5. Pushing Daisies
When it premiered in the fall of 2007, Bryan Fuller’s inventive fantasy series was hailed as one of the most original new shows on TV, and developed a rabid fan base eager to learn more about the love story between the Pie Maker (Lee Pace) and the Dead Girl (Anna Friel). Initial enthusiasm for the series led to a full season order in October 2007, just weeks before a writers strike was declared. This meant that the series had to halt production with only nine of its 22 ordered episodes completed. Fuller rewrote episode nine to serve as a season finale, leaving lots of loose ends to entice viewers back. It worked. Pushing Daisies got a second season, but unfortunately didn’t get a third.
The 2007–08 strike interrupted production of the NBC medical sitcom, leaving it hanging in the midst of what was, at the time, expected to be its final season. Creator Bill Lawrence was offered the chance to film an alternate final episode to serve as a series finale should the strike limit the seventh season, but Lawrence declined, hoping he would eventually get to do things his way. When the strike ended, the future of was still uncertain. Season seven ended at just 11 episodes, but the show continued to shoot episodes for season eight even as it no longer officially had a network. Ultimately, ABC picked up the series for an eighth season in the spring of 2008, and Scrubs finished its run on that network after a ninth season featuring new lead characters was also produced.
7. 30 Rock
Tina Fey’s Emmy-winning comedy shut down production during the 2007–08 strike, but the biggest creative consequence of that break wasn’t felt until 2010. While the show was shut down in early 2008, the cast performed a live episode as a benefit at the Upright Citizens Brigade Theatre in New York City. When the strike ended and production resumed, Fey and co-showrunner Robert Carlock began having serious discussions with NBC about a live episode broadcast. Though it was originally planned for season 4, the episode was rescheduled for season five. Titled “Live Show,” it was finally performed (twice, once for the east coast and once for the west) on October 14, 2010.
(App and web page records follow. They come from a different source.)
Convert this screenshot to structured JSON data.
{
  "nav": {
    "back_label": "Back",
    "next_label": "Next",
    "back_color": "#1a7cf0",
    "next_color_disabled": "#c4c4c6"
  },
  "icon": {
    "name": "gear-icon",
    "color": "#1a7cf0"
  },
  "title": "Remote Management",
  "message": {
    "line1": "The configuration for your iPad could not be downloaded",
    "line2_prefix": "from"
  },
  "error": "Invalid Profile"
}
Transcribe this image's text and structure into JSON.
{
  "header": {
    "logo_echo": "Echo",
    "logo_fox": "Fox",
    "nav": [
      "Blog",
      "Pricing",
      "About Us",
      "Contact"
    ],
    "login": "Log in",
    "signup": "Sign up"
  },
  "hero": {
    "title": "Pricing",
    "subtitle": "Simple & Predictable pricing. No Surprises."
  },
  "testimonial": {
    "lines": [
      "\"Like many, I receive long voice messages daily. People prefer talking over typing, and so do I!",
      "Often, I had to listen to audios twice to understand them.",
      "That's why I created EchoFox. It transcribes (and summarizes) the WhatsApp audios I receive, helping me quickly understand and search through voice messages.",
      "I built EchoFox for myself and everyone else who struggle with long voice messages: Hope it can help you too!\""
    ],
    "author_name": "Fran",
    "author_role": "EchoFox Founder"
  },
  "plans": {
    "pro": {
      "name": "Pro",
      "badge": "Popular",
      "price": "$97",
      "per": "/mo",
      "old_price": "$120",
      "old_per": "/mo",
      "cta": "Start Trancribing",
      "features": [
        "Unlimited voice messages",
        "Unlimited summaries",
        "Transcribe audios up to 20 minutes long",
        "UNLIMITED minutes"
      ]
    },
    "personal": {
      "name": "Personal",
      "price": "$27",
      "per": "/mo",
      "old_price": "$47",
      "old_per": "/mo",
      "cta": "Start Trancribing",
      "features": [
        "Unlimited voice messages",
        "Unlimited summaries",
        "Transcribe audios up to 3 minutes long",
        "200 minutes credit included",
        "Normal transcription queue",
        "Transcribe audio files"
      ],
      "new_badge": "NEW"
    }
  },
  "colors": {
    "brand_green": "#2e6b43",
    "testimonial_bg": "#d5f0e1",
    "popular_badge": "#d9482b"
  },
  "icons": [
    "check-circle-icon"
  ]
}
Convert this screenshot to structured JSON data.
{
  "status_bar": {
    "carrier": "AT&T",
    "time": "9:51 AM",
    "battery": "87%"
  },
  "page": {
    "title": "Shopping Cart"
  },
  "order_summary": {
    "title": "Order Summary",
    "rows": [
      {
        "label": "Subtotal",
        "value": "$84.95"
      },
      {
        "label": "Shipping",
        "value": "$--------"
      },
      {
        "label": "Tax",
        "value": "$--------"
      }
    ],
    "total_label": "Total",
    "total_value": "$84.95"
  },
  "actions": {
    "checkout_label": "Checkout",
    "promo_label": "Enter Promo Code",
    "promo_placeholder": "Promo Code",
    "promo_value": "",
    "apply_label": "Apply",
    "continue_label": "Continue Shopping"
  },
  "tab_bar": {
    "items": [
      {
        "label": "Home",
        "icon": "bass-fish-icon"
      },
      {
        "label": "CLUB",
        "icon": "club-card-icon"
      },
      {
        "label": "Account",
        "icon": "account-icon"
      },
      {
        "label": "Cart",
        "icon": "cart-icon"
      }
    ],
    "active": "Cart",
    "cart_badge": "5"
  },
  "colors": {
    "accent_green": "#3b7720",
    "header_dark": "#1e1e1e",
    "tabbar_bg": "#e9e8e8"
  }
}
8. Dr. Horrible's Sing-Along Blog
Dr. Horrible’s Sing-Along Blog, the musical webseries from Joss Whedon, wasn’t so much altered by the 2007–08 strike as it was born out of it. Whedon conceived the series, which he has referred to as his “midlife crisis,” during the strike, and actually first mentioned it to co-star Felicia Day on the WGA picket line.
“I asked if you’d seen The Guild. You didn’t have to say anything! But you said, ‘Oh yeah, I saw it and loved it,'” Day recalled in 2015. “You said ‘I’m actually working on a supervillain musical’ and I pooped myself. Later I got an email that was just, ‘Can you sing?’ Signed, ‘J.’ Then I pooped again.”
Whedon financed the series himself, and it was produced in just five months. Today, it remains an early example of the reach and profitability of web-distributed programming.
A version of this story originally ran in 2018; it has been updated for 2023.